> **DATA IN THIS EXERCISE**
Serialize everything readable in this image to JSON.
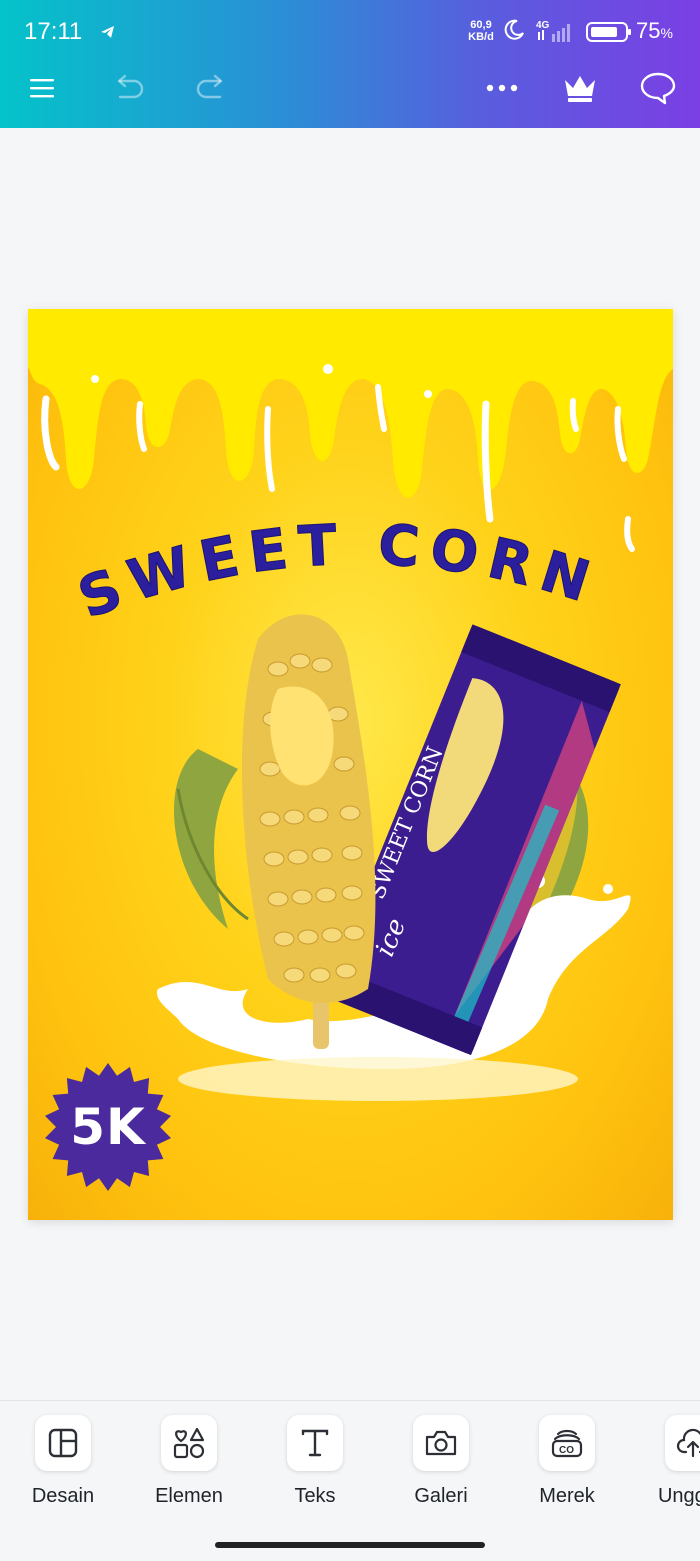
{
  "status_bar": {
    "time": "17:11",
    "net_speed_value": "60,9",
    "net_speed_unit": "KB/d",
    "network": "4G",
    "battery_percent": "75",
    "battery_unit": "%"
  },
  "toolbar": {
    "icons": [
      "menu-icon",
      "undo-icon",
      "redo-icon",
      "more-icon",
      "crown-icon",
      "comment-icon"
    ]
  },
  "design": {
    "title": "SWEET CORN",
    "price_badge": "5K",
    "package_brand": "ice",
    "package_name": "SWEET CORN",
    "colors": {
      "background": "#ffd21a",
      "title": "#2b1f9e",
      "badge": "#4a2a9c",
      "package": "#3c1d8f"
    }
  },
  "bottom_tools": [
    {
      "label": "Desain",
      "icon": "layout-icon"
    },
    {
      "label": "Elemen",
      "icon": "shapes-icon"
    },
    {
      "label": "Teks",
      "icon": "text-icon"
    },
    {
      "label": "Galeri",
      "icon": "camera-icon"
    },
    {
      "label": "Merek",
      "icon": "brand-icon"
    },
    {
      "label": "Unggah",
      "icon": "upload-icon"
    }
  ]
}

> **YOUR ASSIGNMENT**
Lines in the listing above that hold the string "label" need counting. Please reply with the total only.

> **WRITTEN ANSWER**
6